Additional Pointers for Coming Up With Giftedness Stories


Think in terms of active accomplishments, not experiences.

Experiences happen to you. Giftedness Stories involve something you actually did, and you’re able to describe the key details of what you did and how you did what you did.

Not:  I had a wonderful time touring through Europe.

But:  While touring through Europe, I made a point to visit art museums to see how many originals I could see that are listed in the book, Great Art Treasures of the World.


Think in terms of specific activities, not milestone achievements.

Milestones are life events that mark a culmination of factors that have brought you to that moment in time. Giftedness Stories are specific activities you did to accomplish something that turned out to be important to you.

Not:  I graduated from high school.

But:  In my senior year of high school, I did a science project that won second place in the state competition.


Think in terms of things you've actually done, not labels that characterize you.

Labels are generic descriptors for a style of behavior. Giftedness Stories are activities you can support with specific examples.

Not:  I’m good at solving problems.

But:  As manager of my department, I noticed a slowdown in our process and set up a new system that flows more efficiently.


Think in terms of activities that you genuinely enjoyed, whether or not they involved "success."

Giftedness is not about winning and coming out on top. Success is fine, and if you have activities where you succeeded and felt a great deal of satisfaction from doing that, then those would qualify as Giftedness Stories. But Giftedness Stories don’t have to be about winning. They only need to be about activities you took satisfaction from doing. Coming out ahead may not have been the point.


•  I collected coins.

•  I learned how to change the spark plugs and oil in my car, which gave me a great sense of independence.

• I figured out how to transpose a piece of music from B-flat to C in the middle of a band concert.

• I coached a new person at our company, with the result that she made partner faster than anyone had ever done so before.

• I perfected a recipe for pumpkin bundt cake that all my neighbors ask me for whenever we approach Halloween and Thanksgiving.


In addition, Giftedness Stories don’t have to be. . .

• dramatic or impressive. What matters is that the activity was satisfying to you.


• I learned to tie my shoes when I was four.

• I sat in a forest one afternoon and memorized a bird call until I could whistle it perfectly.

• I taught my daughter to drive.


• about awards, promotions, or notoriety of any kind.

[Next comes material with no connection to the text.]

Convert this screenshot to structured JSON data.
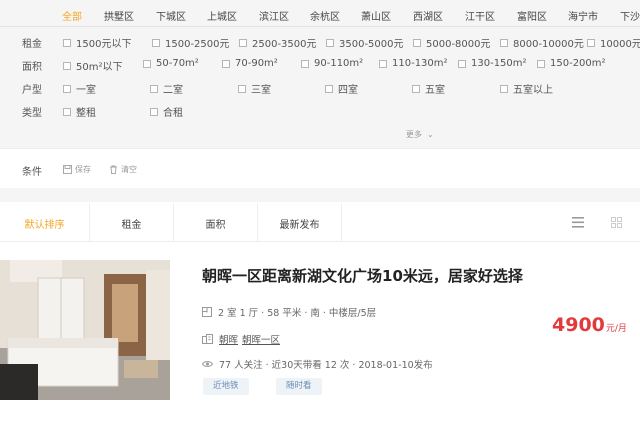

Maybe no one but you knew about your accomplishment.


• I took this incredible photograph of a single snowflake.

• I wired up our home audio system and linked it to the computers.

• I travelled to Spain one summerand walked The Way of Saint James pilgrimage by myself.


• about happy things. Some people find satisfaction even in situations where there was disappointment, setbacks, pain, or outright failure.


• I regained custody of my children after my ex falsely accused me of child abuse.

• I managed to get my family and friends off a sinking sailboat in the Gulf of Mexico. We had to wait on our life raft for about six hours, but eventually the Coast Guard found us and everyone was rescued.

• I was scared to death of public speaking, but I managed to overcome that fear by taking a class and giving my first speech.